Business valuation is a process and a set of procedures used to estimate the economic value of an owner's interest in a business. Valuation is used by financial market participants to determine the price they are willing to pay or receive to effect a sale of a business. In addition to estimating the selling price of a business, the same valuation tools are often used by business appraisers to resolve disputes related to estate and gift taxation, divorce litigation, allocate business purchase price among business assets, establish a formula for estimating the value of partners' ownership interest for buy-sell agreements, and many other business and legal purposes such as in shareholders deadlock, divorce litigation and estate contest. In some cases, the court would appoint a forensic accountant as the joint expert doing the business valuation.
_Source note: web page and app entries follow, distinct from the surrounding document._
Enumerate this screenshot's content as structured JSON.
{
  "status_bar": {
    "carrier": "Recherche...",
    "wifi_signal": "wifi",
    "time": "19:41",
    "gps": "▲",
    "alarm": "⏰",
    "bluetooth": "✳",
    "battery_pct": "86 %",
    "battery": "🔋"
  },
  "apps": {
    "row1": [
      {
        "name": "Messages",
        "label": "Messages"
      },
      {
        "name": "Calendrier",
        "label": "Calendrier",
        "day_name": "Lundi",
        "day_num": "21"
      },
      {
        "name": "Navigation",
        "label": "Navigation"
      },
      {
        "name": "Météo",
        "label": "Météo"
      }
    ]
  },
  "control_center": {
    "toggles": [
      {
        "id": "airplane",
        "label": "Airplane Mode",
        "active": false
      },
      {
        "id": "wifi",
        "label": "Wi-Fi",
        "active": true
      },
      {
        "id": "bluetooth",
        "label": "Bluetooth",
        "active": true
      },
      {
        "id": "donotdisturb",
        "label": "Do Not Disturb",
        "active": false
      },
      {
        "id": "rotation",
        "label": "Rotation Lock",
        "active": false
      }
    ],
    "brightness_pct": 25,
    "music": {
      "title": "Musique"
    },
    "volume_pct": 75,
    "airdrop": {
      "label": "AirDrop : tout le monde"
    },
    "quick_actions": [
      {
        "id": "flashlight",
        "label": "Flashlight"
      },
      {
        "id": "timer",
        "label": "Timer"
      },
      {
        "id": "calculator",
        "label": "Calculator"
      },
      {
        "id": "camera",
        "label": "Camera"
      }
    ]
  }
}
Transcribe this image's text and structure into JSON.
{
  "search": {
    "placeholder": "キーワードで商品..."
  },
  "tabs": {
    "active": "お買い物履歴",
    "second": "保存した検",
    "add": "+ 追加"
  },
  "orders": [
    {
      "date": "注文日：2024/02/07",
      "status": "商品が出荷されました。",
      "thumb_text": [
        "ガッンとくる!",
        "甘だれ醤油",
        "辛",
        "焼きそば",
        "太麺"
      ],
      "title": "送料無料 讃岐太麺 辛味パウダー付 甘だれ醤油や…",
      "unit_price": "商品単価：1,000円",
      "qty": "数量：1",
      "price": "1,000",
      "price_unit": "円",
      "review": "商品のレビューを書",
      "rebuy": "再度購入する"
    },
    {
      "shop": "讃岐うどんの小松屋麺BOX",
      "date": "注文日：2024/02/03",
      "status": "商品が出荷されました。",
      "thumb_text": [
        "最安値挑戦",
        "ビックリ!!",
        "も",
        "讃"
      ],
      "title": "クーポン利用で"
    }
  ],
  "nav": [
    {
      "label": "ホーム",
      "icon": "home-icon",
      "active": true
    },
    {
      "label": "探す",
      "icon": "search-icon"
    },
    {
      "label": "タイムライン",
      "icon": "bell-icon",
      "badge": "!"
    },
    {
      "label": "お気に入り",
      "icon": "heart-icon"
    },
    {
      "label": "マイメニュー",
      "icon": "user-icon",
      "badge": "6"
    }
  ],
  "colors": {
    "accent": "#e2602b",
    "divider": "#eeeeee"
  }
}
In business, consolidation or amalgamation is the merger and acquisition of many smaller companies into a few much larger ones. In the context of financial accounting, consolidation refers to the aggregation of financial statements of a group company as consolidated financial statements. The taxation term of consolidation refers to the treatment of a group of companies and other entities as one entity for tax purposes. Under the Halsbury's Laws of England, 'amalgamation' is defined as "a blending together of two or more undertakings into one undertaking, the shareholders of each blending company, becoming, substantially, the shareholders of the blended undertakings. There may be amalgamations, either by transfer of two or more undertakings to a new company, or to the transfer of one or more companies to an existing company".
A special purpose acquisition company (SPAC) is a type of investment fund that allows public stock market investors to invest in private equity type transactions, particularly leveraged buyouts. SPACs are shell or blank-check companies that have no operations but go public with the intention of merging with or acquiring a company with the proceeds of the SPAC's initial public offering (IPO).
A divisional buyout or carveout, in finance, is a transaction in which a corporate division, business unit or subsidiary is acquired using the same financial structuring as a leveraged buyout.
IDLC Investments Limited (IDLCIL) is a merchant bank, headquartered in Dhaka, Bangladesh. The company is a wholly owned subsidiary of IDLC Finance Limited (IDLC), the country's largest Non-Banking Financial Institution, which was created jointly by, International Finance Corporation, German Investment Corporation, Korea Development Bank, Aga Khan Fund for Economic Development and other local and international institutions.